National Office for Suicide Prevention (NOSP ) figures has once again revealed the high levels of male suicide in the country, with the 45 to 54 age bracket most at risk.
However, the more positive news is that the rate of suicide in Ireland has declined.
Derek McDonnell, programme director of Mojo, a leading men’s health and wellbeing training programme, said: “I welcome the news this morning from the NOSP that suicide rates are decreasing, however, we still have a long way to go as a country to tackle the mental health challenges people face. As is the trend, male suicide rates are the highest by far, with particular high percentages with men aged 45 to 54. That is why our programmes are aimed at reducing the high levels of male suicide rates in Ireland.
“Mojo works with men, through health and fitness, life planning and goal setting, to provide them with a multi-disciplinary approach to deal with everyday challenges. A significant part of what we do is introducing them to the supports needed and providing them with the capacity to deal with a hectic work life balance, or providing them with the skills to prepare to re-enter the workforce. Mojo has seen some amazing result to date, with a 86 per cent to 90 per cent retention rate on the programme, and 70 per cent to 76 per cent rate of progression onto training and education.”
Mojo focuses on targeting men 18 and older, following evidence that the risk of suicide amongst this cohort is extremely high. Mojo programmes work with men over several different programme formats: from four-week mini Mojos to 12-week comprehensive programmes, both as part of a group and on a one-to-one basis.

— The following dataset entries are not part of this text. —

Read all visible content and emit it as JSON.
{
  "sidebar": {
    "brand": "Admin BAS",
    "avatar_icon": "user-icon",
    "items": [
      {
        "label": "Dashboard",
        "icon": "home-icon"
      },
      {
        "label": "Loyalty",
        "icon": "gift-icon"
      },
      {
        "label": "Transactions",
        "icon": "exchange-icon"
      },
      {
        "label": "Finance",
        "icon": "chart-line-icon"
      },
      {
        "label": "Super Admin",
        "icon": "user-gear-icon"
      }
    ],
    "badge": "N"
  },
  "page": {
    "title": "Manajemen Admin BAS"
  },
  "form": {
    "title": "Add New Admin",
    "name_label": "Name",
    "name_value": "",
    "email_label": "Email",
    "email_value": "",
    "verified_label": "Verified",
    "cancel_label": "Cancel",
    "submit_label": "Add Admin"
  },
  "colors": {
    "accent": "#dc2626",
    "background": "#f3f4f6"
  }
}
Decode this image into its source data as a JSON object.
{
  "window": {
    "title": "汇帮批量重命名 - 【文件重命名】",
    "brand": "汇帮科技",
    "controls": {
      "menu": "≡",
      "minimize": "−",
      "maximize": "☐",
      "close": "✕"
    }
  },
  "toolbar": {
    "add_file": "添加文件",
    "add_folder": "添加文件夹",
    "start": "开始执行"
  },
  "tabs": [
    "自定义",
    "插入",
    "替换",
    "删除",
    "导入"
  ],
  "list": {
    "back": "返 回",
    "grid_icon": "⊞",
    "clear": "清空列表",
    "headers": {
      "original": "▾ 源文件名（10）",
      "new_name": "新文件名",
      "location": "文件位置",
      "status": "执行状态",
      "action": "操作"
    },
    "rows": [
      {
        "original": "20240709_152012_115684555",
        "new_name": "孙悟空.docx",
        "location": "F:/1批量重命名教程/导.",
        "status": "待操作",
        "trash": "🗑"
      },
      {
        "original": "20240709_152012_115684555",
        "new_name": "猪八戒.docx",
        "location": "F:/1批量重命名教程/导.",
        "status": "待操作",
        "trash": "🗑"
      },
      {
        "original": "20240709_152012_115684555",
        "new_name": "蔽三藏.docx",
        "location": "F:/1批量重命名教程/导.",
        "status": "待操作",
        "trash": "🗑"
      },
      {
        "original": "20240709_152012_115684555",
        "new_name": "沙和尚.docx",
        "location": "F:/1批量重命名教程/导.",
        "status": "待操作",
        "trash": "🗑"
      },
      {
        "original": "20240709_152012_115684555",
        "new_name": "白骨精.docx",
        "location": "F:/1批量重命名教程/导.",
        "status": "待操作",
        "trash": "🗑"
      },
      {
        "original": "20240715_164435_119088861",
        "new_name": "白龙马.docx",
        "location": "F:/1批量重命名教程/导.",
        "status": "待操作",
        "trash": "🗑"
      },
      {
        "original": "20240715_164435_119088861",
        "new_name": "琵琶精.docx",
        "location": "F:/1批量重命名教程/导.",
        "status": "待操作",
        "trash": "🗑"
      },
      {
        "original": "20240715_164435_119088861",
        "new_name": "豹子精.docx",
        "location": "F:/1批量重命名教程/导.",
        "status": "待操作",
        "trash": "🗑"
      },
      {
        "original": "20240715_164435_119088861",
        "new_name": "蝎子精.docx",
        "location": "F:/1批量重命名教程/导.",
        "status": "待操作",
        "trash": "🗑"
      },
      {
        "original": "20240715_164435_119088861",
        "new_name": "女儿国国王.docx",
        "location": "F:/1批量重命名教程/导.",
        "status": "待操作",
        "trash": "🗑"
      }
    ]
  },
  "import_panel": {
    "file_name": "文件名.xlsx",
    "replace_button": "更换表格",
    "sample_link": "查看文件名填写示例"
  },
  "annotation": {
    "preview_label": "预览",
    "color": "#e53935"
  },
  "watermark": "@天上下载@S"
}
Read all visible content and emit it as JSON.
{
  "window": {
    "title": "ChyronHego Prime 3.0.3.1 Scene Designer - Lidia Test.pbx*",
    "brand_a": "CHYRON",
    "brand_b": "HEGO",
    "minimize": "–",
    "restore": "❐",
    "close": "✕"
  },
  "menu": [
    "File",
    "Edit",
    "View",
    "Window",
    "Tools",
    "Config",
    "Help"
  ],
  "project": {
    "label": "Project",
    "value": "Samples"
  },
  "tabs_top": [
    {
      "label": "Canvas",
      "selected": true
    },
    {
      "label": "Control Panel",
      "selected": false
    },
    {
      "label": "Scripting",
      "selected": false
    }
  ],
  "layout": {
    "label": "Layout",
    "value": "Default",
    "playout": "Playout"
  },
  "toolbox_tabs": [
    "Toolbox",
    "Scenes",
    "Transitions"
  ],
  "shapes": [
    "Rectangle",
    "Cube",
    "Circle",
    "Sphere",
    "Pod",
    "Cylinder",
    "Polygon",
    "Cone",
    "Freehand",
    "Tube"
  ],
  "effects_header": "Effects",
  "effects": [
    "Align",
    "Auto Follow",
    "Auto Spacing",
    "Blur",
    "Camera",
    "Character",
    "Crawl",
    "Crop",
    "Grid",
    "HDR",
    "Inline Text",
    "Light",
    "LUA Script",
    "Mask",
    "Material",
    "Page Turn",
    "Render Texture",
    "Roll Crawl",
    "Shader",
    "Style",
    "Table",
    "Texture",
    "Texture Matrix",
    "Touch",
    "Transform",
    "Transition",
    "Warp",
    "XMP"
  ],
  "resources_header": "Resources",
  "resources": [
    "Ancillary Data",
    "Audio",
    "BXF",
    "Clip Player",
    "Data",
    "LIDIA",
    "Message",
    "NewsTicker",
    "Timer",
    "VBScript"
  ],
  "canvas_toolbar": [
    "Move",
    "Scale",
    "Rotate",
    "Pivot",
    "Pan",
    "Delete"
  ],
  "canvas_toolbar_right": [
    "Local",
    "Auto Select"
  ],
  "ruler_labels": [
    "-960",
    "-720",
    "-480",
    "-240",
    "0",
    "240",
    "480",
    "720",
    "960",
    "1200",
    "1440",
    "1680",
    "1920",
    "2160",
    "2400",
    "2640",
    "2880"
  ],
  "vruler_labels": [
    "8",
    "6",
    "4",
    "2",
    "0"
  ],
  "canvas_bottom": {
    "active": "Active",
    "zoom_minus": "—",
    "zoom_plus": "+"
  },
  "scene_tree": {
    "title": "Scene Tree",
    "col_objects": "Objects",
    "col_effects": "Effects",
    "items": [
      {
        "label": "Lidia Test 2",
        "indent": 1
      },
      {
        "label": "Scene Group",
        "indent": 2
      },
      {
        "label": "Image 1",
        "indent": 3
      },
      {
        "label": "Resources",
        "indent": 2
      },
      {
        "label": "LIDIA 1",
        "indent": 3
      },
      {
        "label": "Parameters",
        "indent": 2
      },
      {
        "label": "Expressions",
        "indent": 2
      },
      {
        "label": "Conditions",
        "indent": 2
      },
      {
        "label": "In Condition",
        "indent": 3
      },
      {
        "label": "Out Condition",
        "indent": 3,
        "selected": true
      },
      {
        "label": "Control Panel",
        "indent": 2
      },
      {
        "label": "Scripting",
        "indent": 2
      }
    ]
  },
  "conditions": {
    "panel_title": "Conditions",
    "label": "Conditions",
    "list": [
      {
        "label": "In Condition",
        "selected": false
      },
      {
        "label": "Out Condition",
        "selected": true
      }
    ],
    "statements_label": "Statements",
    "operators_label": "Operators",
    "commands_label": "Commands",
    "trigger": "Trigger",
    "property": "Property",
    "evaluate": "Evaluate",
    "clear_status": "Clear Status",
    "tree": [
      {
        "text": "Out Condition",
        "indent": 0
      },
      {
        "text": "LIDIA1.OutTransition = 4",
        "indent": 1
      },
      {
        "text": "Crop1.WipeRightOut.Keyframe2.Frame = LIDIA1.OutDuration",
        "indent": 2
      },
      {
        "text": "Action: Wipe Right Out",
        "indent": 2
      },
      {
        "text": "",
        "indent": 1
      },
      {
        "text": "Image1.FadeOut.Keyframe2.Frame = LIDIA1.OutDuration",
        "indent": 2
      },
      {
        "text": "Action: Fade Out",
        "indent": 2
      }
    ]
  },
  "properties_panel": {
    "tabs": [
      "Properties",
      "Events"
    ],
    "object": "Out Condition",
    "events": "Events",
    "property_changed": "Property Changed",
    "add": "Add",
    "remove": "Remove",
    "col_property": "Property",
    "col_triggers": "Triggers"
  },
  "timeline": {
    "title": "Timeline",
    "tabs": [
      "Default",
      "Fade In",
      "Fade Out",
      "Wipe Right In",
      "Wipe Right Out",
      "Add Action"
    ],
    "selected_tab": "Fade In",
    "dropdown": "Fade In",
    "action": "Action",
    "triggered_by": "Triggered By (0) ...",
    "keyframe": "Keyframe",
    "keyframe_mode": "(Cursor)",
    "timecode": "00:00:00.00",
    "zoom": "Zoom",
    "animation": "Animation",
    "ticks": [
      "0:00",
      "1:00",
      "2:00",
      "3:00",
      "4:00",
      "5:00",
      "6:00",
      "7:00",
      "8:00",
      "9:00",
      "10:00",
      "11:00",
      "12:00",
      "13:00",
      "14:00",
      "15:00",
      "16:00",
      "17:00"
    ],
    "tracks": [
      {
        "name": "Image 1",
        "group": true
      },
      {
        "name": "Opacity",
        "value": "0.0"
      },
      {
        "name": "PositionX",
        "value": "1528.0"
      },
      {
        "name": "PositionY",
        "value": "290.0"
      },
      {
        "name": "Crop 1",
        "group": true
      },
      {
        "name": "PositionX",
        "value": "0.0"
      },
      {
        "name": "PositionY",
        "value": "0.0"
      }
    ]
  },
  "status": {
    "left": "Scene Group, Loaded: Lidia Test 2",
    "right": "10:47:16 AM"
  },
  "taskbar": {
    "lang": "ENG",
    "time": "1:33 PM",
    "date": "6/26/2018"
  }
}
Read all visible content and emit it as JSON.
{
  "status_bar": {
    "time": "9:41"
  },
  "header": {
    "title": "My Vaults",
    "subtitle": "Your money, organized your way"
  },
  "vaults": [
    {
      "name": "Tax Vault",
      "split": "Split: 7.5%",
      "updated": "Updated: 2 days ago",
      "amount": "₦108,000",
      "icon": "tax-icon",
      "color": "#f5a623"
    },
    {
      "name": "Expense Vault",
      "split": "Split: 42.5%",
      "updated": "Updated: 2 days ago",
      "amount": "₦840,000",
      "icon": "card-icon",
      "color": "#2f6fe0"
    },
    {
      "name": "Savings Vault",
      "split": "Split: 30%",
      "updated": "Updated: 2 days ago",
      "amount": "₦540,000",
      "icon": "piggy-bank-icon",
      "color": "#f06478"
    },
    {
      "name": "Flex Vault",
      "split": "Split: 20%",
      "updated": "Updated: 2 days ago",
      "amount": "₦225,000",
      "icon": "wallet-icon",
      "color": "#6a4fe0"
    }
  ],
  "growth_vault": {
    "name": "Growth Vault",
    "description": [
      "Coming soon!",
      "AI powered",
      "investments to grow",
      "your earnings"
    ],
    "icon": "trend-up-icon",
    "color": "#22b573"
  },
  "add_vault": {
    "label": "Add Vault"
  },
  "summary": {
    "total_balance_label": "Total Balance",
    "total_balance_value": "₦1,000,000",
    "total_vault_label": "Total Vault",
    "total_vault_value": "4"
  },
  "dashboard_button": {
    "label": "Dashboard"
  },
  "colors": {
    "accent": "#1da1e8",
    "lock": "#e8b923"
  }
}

These programmes aim to reduce the high levels of male suicide in Ireland by helping men foster social connections and life-planning skills. Within the programme, men learn to build their mental and physical fitness while developing the ability to engage with local services and the community, set goals, and develop a life plan.